“When I learned that a customer was buying as many of our dahlias as possible for her daughter who recently died (her middle name was Dahila) it was a great reminder of the depth flowers make to humanity. I find flowers help us find the emotions that in this age get buried. There’s nothing the world needs more right now than finding that depth and meaning.”
Stephanie Swiderski, Jersey Jules Farm Market, Burlington, New Jersey
Stephanie Swiderski runs a 3 acre farm where she grows and sells fresh vegetables, herbs, and cut flowers. Named after her daughter, the “Jersey Jules Farm Market” A first generation farmer and single mother, Stephanie started growing vegetables three years ago and added flowers “mainly to attract beneficial insects but quickly fell in love.”
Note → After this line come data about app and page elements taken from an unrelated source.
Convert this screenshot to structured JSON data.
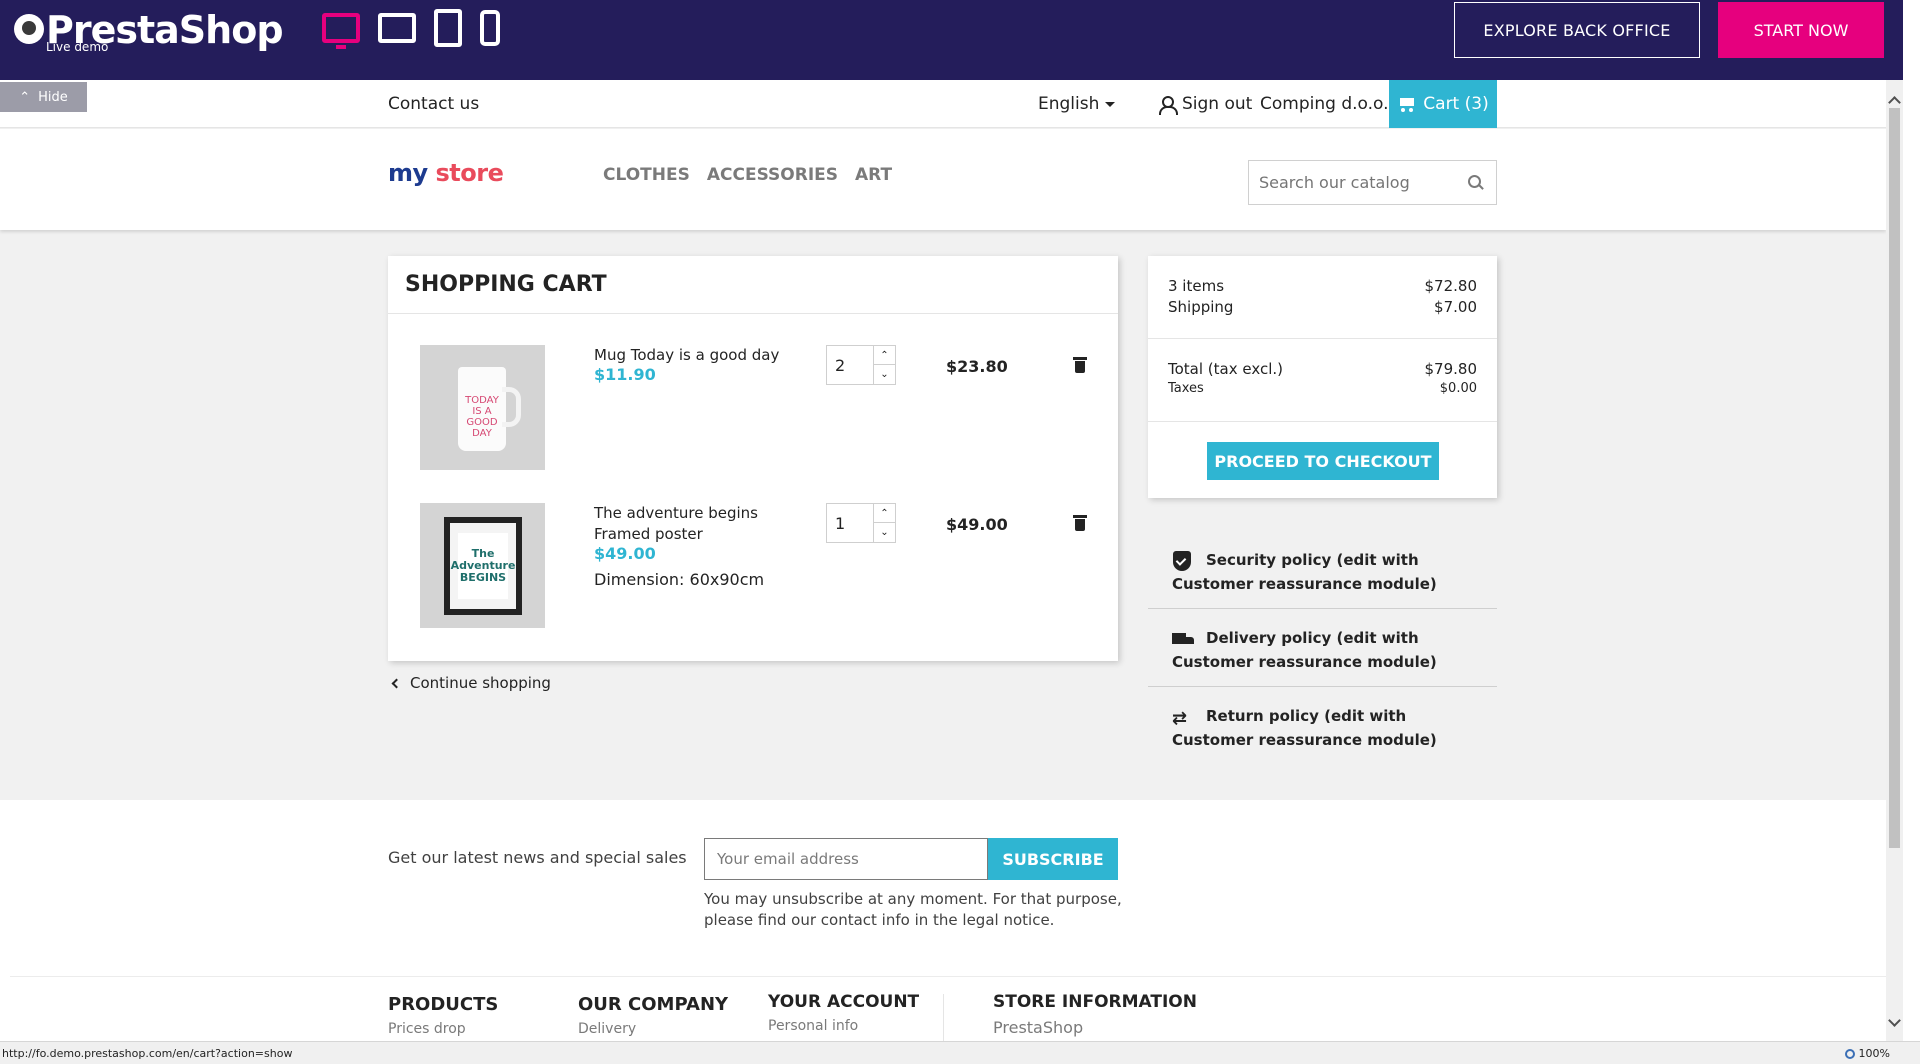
{
  "demobar": {
    "logo_text": "PrestaShop",
    "logo_sub": "Live demo",
    "devices": [
      "desktop-icon",
      "tablet-landscape-icon",
      "tablet-portrait-icon",
      "mobile-icon"
    ],
    "explore_label": "EXPLORE BACK OFFICE",
    "start_label": "START NOW",
    "accent_color": "#e6007e",
    "bar_color": "#241d5b"
  },
  "hide_label": "Hide",
  "topnav": {
    "contact": "Contact us",
    "language": "English",
    "signout": "Sign out",
    "company": "Comping d.o.o.",
    "cart": "Cart (3)"
  },
  "header": {
    "logo_my": "my",
    "logo_store": "store",
    "menu": [
      "CLOTHES",
      "ACCESSORIES",
      "ART"
    ],
    "search_placeholder": "Search our catalog"
  },
  "cart": {
    "title": "SHOPPING CART",
    "items": [
      {
        "name": "Mug Today is a good day",
        "price": "$11.90",
        "quantity": "2",
        "total": "$23.80",
        "image_text": "TODAY IS A GOOD DAY"
      },
      {
        "name": "The adventure begins Framed poster",
        "price": "$49.00",
        "attr_label": "Dimension:",
        "attr_value": "60x90cm",
        "quantity": "1",
        "total": "$49.00",
        "image_text": "The Adventure BEGINS"
      }
    ],
    "continue": "Continue shopping",
    "accent_color": "#2fb5d2"
  },
  "summary": {
    "items_label": "3 items",
    "items_value": "$72.80",
    "shipping_label": "Shipping",
    "shipping_value": "$7.00",
    "total_label": "Total (tax excl.)",
    "total_value": "$79.80",
    "taxes_label": "Taxes",
    "taxes_value": "$0.00",
    "checkout": "PROCEED TO CHECKOUT"
  },
  "reassurance": [
    {
      "icon": "shield-icon",
      "text": "Security policy (edit with Customer reassurance module)"
    },
    {
      "icon": "truck-icon",
      "text": "Delivery policy (edit with Customer reassurance module)"
    },
    {
      "icon": "swap-icon",
      "text": "Return policy (edit with Customer reassurance module)"
    }
  ],
  "newsletter": {
    "text": "Get our latest news and special sales",
    "placeholder": "Your email address",
    "button": "SUBSCRIBE",
    "note": "You may unsubscribe at any moment. For that purpose, please find our contact info in the legal notice."
  },
  "footer": {
    "col1_title": "PRODUCTS",
    "col1_link": "Prices drop",
    "col2_title": "OUR COMPANY",
    "col2_link": "Delivery",
    "col3_title": "YOUR ACCOUNT",
    "col3_link": "Personal info",
    "col4_title": "STORE INFORMATION",
    "col4_link": "PrestaShop"
  },
  "statusbar": {
    "url": "http://fo.demo.prestashop.com/en/cart?action=show",
    "zoom": "100%"
  }
}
Stephanie shares that she sometimes struggles “working in the fields, helping customers at the market, and working the night job, but honestly when I come home tired knowing I gave it my all, Nothing has ever felt better. My passion and drive gets me back up and I’m out cutting flowers in the morning again. My hope is that if I get accepted I will gain a richer understanding of flower cultivation and design, and find answers to some big questions that have come up for me in the fields as well as the vase. My wish is to continue to grow and bloom along with the flowers.”
Please join me in congratulating our 2019 Floret Scholarship winners, the first official members of the Floret Workshop Class of 2019! If you’d like to join these scholarship recipients to participate in the Floret Online Workshop, our 6 week small-scale flower farming course, be sure to mark your calendar, as enrollment opens October 11th!
Thank you, again, to everyone who completed a scholarship application. Your stories inspired every member of the team in ways you can’t even imagine.
Finally, I want to express my heartfelt gratitude to the anonymous donors who generously sponsored additional sponsorships. Wow. Our hearts are full.